◆ Task item ◆
Every record is to be duplicated exactly as it reads, without its images.

◆ Source information ◆
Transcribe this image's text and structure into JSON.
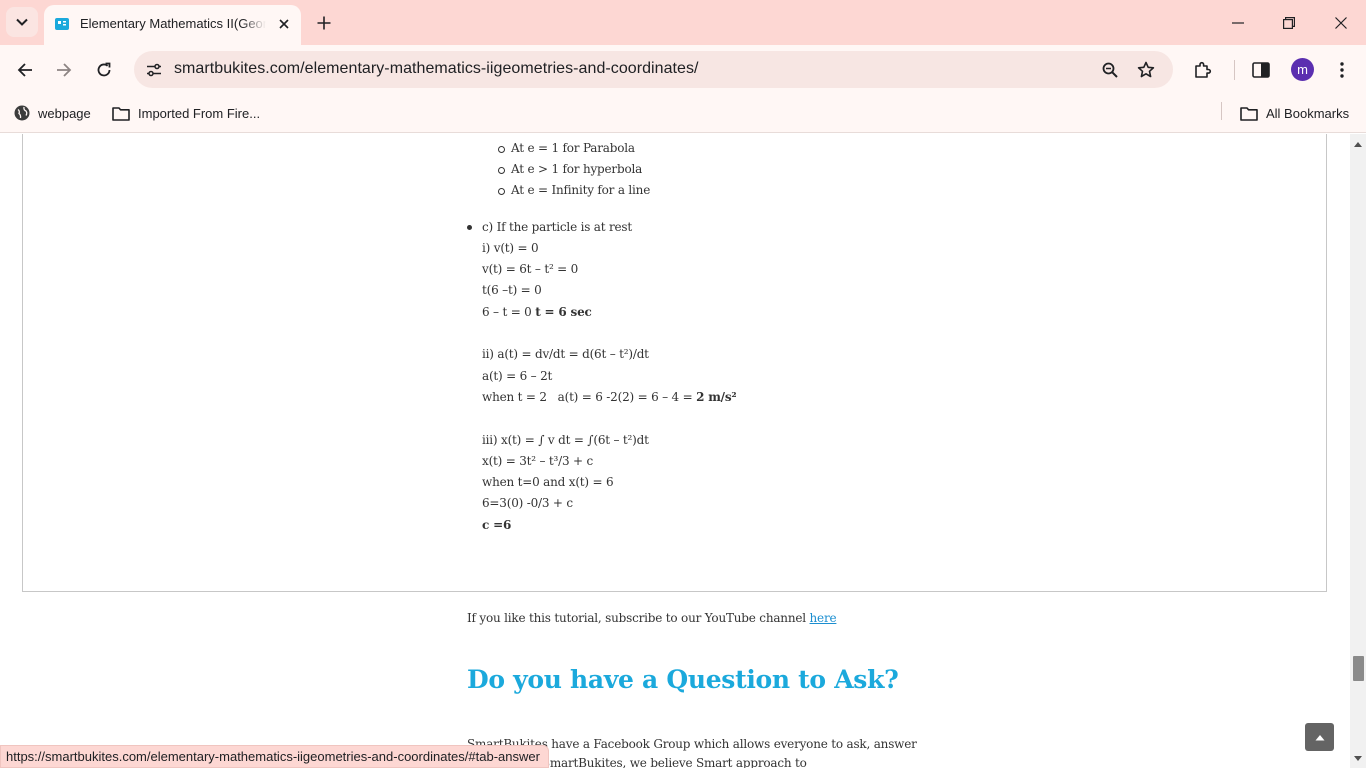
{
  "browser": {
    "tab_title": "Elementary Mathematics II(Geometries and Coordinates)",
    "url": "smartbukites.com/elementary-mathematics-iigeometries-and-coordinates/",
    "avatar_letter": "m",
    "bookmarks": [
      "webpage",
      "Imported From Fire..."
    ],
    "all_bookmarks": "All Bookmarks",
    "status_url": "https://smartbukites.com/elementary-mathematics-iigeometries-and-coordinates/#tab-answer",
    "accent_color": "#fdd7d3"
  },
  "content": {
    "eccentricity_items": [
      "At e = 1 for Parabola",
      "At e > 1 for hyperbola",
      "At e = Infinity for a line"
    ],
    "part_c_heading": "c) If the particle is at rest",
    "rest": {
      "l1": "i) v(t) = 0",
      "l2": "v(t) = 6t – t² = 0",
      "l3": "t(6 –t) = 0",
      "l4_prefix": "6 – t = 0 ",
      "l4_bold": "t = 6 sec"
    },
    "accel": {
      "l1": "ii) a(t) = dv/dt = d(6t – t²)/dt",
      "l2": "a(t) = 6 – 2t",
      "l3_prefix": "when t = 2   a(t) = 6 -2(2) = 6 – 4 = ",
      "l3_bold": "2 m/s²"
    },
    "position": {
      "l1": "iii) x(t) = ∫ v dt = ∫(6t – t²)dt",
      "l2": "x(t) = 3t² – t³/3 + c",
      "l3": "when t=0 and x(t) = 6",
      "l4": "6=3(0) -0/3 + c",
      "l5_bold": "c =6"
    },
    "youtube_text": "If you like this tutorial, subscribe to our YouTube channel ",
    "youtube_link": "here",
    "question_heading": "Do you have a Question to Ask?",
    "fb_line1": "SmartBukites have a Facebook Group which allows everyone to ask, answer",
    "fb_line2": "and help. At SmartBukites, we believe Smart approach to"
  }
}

◆ Task result ◆
Transcribe this image's text and structure into JSON.
{
  "browser": {
    "tab_title": "Elementary Mathematics II(Geometries and Coordinates)",
    "url": "smartbukites.com/elementary-mathematics-iigeometries-and-coordinates/",
    "avatar_letter": "m",
    "bookmarks": [
      "webpage",
      "Imported From Fire..."
    ],
    "all_bookmarks": "All Bookmarks",
    "status_url": "https://smartbukites.com/elementary-mathematics-iigeometries-and-coordinates/#tab-answer",
    "accent_color": "#fdd7d3"
  },
  "content": {
    "eccentricity_items": [
      "At e = 1 for Parabola",
      "At e > 1 for hyperbola",
      "At e = Infinity for a line"
    ],
    "part_c_heading": "c) If the particle is at rest",
    "rest": {
      "l1": "i) v(t) = 0",
      "l2": "v(t) = 6t – t² = 0",
      "l3": "t(6 –t) = 0",
      "l4_prefix": "6 – t = 0 ",
      "l4_bold": "t = 6 sec"
    },
    "accel": {
      "l1": "ii) a(t) = dv/dt = d(6t – t²)/dt",
      "l2": "a(t) = 6 – 2t",
      "l3_prefix": "when t = 2   a(t) = 6 -2(2) = 6 – 4 = ",
      "l3_bold": "2 m/s²"
    },
    "position": {
      "l1": "iii) x(t) = ∫ v dt = ∫(6t – t²)dt",
      "l2": "x(t) = 3t² – t³/3 + c",
      "l3": "when t=0 and x(t) = 6",
      "l4": "6=3(0) -0/3 + c",
      "l5_bold": "c =6"
    },
    "youtube_text": "If you like this tutorial, subscribe to our YouTube channel ",
    "youtube_link": "here",
    "question_heading": "Do you have a Question to Ask?",
    "fb_line1": "SmartBukites have a Facebook Group which allows everyone to ask, answer",
    "fb_line2": "and help. At SmartBukites, we believe Smart approach to"
  }
}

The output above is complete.